Titled Kalinga-Tata Land Mines and Adivasi, the film is about how the tribals were deprived of rights in their ancestral land, their struggle for survival and the alleged inhuman behaviour by Tata Steel to acquire tribal land.
Produced by the Brinda Institute of Research Study and Action (Birsa), the half-an-hour documentary begins with the reign of Asoka, who in order to conquer Kalinga, massacred innocent citizens more than 200 years ago.
The short film, screened at the HPDC auditorium, tries to bring out that the situation has not changed even today despite modernisation.
Set against the backdrop of the January 2 police firing at Kalinganagar in Orissa, the mass pyre and flames capturing the full screen with human cries on the background set the tone of the film.
The narrator put the relevant information of the massacre, in which 12 tribal villages were killed, along with the projection of the film directed by A.K. Panday.
The film, shot by Tirtha Raj, also showed interviews of the Asur tribes who have lost their age-old traditional method of extracting iron after Tata Steel set up their plant in the area.
The film supported the fact that the MoUs that have been signed by the Jharkhand government might bring in more such Kalinganagar massacres in the state in the name of development.

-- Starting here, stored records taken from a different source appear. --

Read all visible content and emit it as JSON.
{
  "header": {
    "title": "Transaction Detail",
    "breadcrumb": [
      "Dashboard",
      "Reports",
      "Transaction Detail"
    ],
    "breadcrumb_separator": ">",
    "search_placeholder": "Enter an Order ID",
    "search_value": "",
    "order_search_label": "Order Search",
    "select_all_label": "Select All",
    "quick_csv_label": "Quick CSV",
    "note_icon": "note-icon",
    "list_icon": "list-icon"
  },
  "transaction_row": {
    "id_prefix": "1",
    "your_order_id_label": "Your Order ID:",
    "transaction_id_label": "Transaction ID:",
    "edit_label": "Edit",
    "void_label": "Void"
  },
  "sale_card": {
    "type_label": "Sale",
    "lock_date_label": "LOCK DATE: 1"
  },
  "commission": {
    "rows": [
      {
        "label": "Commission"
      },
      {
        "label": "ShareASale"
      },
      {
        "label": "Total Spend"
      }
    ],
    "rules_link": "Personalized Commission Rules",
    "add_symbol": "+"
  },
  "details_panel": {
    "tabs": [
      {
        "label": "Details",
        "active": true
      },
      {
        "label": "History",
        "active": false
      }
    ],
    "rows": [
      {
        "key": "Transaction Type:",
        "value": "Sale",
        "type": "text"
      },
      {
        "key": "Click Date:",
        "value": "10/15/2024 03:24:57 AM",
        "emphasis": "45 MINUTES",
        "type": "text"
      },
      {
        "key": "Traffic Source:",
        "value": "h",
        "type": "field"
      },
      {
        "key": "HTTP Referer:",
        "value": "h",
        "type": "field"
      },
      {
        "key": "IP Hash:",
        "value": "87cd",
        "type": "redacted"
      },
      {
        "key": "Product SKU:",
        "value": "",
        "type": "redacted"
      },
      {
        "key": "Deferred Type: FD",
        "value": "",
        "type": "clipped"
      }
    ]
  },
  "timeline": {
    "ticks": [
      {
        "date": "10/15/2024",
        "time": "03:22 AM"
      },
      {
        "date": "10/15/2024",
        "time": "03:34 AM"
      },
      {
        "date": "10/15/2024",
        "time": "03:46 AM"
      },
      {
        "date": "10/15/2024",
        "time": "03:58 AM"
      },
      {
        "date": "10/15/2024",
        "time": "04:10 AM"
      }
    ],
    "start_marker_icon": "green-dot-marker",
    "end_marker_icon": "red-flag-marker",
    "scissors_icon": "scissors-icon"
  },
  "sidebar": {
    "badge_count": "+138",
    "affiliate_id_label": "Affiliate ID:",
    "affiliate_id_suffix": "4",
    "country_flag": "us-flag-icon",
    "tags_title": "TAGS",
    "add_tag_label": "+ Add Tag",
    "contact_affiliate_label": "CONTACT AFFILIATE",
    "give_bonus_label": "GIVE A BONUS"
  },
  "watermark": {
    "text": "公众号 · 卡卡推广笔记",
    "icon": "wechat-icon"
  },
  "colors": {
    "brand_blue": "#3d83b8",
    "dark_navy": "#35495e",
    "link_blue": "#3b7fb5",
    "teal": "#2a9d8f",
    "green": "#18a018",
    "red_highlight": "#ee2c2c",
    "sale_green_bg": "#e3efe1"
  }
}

“Except the company concerned, neither the administration nor the tribal people have the licence to possess dynamite,” said Seerat Kashyap coordinator of Birsa.